=== What you will do ===
Whatever lines the data contains, output all of them unchanged.

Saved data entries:
______________________________

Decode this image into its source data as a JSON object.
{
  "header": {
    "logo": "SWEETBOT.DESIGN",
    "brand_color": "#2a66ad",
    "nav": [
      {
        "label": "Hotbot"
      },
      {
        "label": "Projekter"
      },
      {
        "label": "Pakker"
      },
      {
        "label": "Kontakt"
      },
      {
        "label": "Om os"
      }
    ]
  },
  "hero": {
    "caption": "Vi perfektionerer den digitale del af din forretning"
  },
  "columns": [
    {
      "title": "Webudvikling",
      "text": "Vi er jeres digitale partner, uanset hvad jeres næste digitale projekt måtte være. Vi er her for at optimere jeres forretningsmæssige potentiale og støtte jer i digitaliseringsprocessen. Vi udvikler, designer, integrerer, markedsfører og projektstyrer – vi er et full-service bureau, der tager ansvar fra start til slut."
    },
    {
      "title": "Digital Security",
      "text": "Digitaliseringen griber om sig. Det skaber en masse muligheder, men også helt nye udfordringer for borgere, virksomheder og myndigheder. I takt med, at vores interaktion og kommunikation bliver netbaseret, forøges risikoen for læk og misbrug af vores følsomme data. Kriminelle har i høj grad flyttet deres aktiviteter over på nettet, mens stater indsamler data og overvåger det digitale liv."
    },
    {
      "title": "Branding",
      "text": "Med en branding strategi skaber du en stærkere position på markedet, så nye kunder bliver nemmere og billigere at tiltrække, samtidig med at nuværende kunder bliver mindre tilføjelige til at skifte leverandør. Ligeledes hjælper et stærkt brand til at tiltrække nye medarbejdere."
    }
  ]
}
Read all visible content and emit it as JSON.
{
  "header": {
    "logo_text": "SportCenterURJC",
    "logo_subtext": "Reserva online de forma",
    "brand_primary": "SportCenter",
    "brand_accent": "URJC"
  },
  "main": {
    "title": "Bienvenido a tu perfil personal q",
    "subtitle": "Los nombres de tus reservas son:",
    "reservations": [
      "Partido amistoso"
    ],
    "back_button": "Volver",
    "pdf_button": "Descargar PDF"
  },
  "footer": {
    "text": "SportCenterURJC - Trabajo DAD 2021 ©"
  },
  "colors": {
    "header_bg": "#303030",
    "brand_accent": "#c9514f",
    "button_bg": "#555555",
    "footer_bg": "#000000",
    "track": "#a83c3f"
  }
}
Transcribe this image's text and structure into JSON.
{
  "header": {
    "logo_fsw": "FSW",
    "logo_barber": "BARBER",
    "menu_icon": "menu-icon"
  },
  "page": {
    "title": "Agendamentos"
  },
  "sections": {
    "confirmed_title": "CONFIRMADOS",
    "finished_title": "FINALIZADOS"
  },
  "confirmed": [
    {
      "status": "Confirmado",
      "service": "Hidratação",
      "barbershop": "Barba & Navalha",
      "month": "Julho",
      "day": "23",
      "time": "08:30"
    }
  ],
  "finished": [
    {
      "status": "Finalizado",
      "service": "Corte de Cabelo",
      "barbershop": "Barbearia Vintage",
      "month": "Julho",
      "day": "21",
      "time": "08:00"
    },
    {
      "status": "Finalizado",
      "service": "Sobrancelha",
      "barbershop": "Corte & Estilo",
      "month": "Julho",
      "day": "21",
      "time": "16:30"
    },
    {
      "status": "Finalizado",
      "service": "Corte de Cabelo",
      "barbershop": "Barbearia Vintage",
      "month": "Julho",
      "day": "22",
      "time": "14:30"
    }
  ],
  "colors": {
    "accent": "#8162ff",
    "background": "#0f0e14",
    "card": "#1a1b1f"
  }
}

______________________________

=== Result ===
Decode this image into its source data as a JSON object.
{
  "header": {
    "logo": "SWEETBOT.DESIGN",
    "brand_color": "#2a66ad",
    "nav": [
      {
        "label": "Hotbot"
      },
      {
        "label": "Projekter"
      },
      {
        "label": "Pakker"
      },
      {
        "label": "Kontakt"
      },
      {
        "label": "Om os"
      }
    ]
  },
  "hero": {
    "caption": "Vi perfektionerer den digitale del af din forretning"
  },
  "columns": [
    {
      "title": "Webudvikling",
      "text": "Vi er jeres digitale partner, uanset hvad jeres næste digitale projekt måtte være. Vi er her for at optimere jeres forretningsmæssige potentiale og støtte jer i digitaliseringsprocessen. Vi udvikler, designer, integrerer, markedsfører og projektstyrer – vi er et full-service bureau, der tager ansvar fra start til slut."
    },
    {
      "title": "Digital Security",
      "text": "Digitaliseringen griber om sig. Det skaber en masse muligheder, men også helt nye udfordringer for borgere, virksomheder og myndigheder. I takt med, at vores interaktion og kommunikation bliver netbaseret, forøges risikoen for læk og misbrug af vores følsomme data. Kriminelle har i høj grad flyttet deres aktiviteter over på nettet, mens stater indsamler data og overvåger det digitale liv."
    },
    {
      "title": "Branding",
      "text": "Med en branding strategi skaber du en stærkere position på markedet, så nye kunder bliver nemmere og billigere at tiltrække, samtidig med at nuværende kunder bliver mindre tilføjelige til at skifte leverandør. Ligeledes hjælper et stærkt brand til at tiltrække nye medarbejdere."
    }
  ]
}
Read all visible content and emit it as JSON.
{
  "header": {
    "logo_text": "SportCenterURJC",
    "logo_subtext": "Reserva online de forma",
    "brand_primary": "SportCenter",
    "brand_accent": "URJC"
  },
  "main": {
    "title": "Bienvenido a tu perfil personal q",
    "subtitle": "Los nombres de tus reservas son:",
    "reservations": [
      "Partido amistoso"
    ],
    "back_button": "Volver",
    "pdf_button": "Descargar PDF"
  },
  "footer": {
    "text": "SportCenterURJC - Trabajo DAD 2021 ©"
  },
  "colors": {
    "header_bg": "#303030",
    "brand_accent": "#c9514f",
    "button_bg": "#555555",
    "footer_bg": "#000000",
    "track": "#a83c3f"
  }
}
Transcribe this image's text and structure into JSON.
{
  "header": {
    "logo_fsw": "FSW",
    "logo_barber": "BARBER",
    "menu_icon": "menu-icon"
  },
  "page": {
    "title": "Agendamentos"
  },
  "sections": {
    "confirmed_title": "CONFIRMADOS",
    "finished_title": "FINALIZADOS"
  },
  "confirmed": [
    {
      "status": "Confirmado",
      "service": "Hidratação",
      "barbershop": "Barba & Navalha",
      "month": "Julho",
      "day": "23",
      "time": "08:30"
    }
  ],
  "finished": [
    {
      "status": "Finalizado",
      "service": "Corte de Cabelo",
      "barbershop": "Barbearia Vintage",
      "month": "Julho",
      "day": "21",
      "time": "08:00"
    },
    {
      "status": "Finalizado",
      "service": "Sobrancelha",
      "barbershop": "Corte & Estilo",
      "month": "Julho",
      "day": "21",
      "time": "16:30"
    },
    {
      "status": "Finalizado",
      "service": "Corte de Cabelo",
      "barbershop": "Barbearia Vintage",
      "month": "Julho",
      "day": "22",
      "time": "14:30"
    }
  ],
  "colors": {
    "accent": "#8162ff",
    "background": "#0f0e14",
    "card": "#1a1b1f"
  }
}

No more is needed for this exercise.